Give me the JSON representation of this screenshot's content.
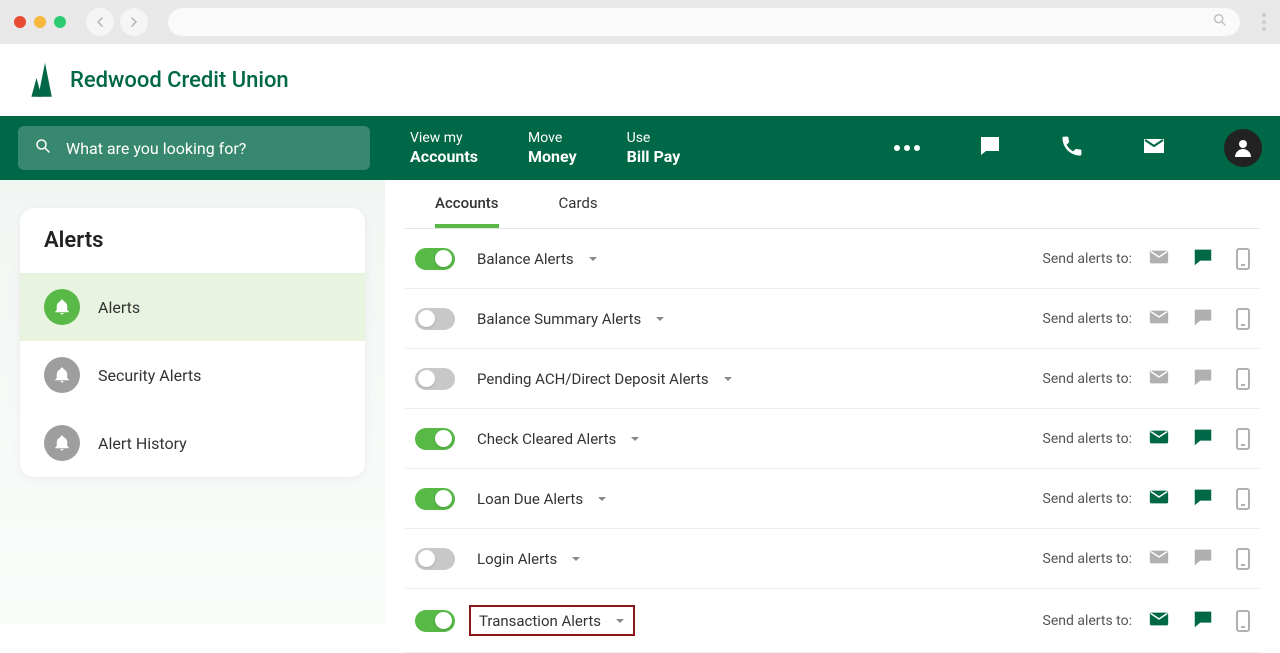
{
  "brand": {
    "name": "Redwood Credit Union"
  },
  "search": {
    "placeholder": "What are you looking for?"
  },
  "nav": {
    "links": [
      {
        "line1": "View my",
        "line2": "Accounts"
      },
      {
        "line1": "Move",
        "line2": "Money"
      },
      {
        "line1": "Use",
        "line2": "Bill Pay"
      }
    ]
  },
  "sidebar": {
    "title": "Alerts",
    "items": [
      {
        "label": "Alerts",
        "active": true
      },
      {
        "label": "Security Alerts",
        "active": false
      },
      {
        "label": "Alert History",
        "active": false
      }
    ]
  },
  "tabs": [
    {
      "label": "Accounts",
      "active": true
    },
    {
      "label": "Cards",
      "active": false
    }
  ],
  "send_to_label": "Send alerts to:",
  "alerts": [
    {
      "label": "Balance Alerts",
      "on": true,
      "email": false,
      "chat": true,
      "phone": false,
      "highlight": false
    },
    {
      "label": "Balance Summary Alerts",
      "on": false,
      "email": false,
      "chat": false,
      "phone": false,
      "highlight": false
    },
    {
      "label": "Pending ACH/Direct Deposit Alerts",
      "on": false,
      "email": false,
      "chat": false,
      "phone": false,
      "highlight": false
    },
    {
      "label": "Check Cleared Alerts",
      "on": true,
      "email": true,
      "chat": true,
      "phone": false,
      "highlight": false
    },
    {
      "label": "Loan Due Alerts",
      "on": true,
      "email": true,
      "chat": true,
      "phone": false,
      "highlight": false
    },
    {
      "label": "Login Alerts",
      "on": false,
      "email": false,
      "chat": false,
      "phone": false,
      "highlight": false
    },
    {
      "label": "Transaction Alerts",
      "on": true,
      "email": true,
      "chat": true,
      "phone": false,
      "highlight": true
    }
  ]
}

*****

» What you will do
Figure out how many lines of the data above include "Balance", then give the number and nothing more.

» Worked solution
2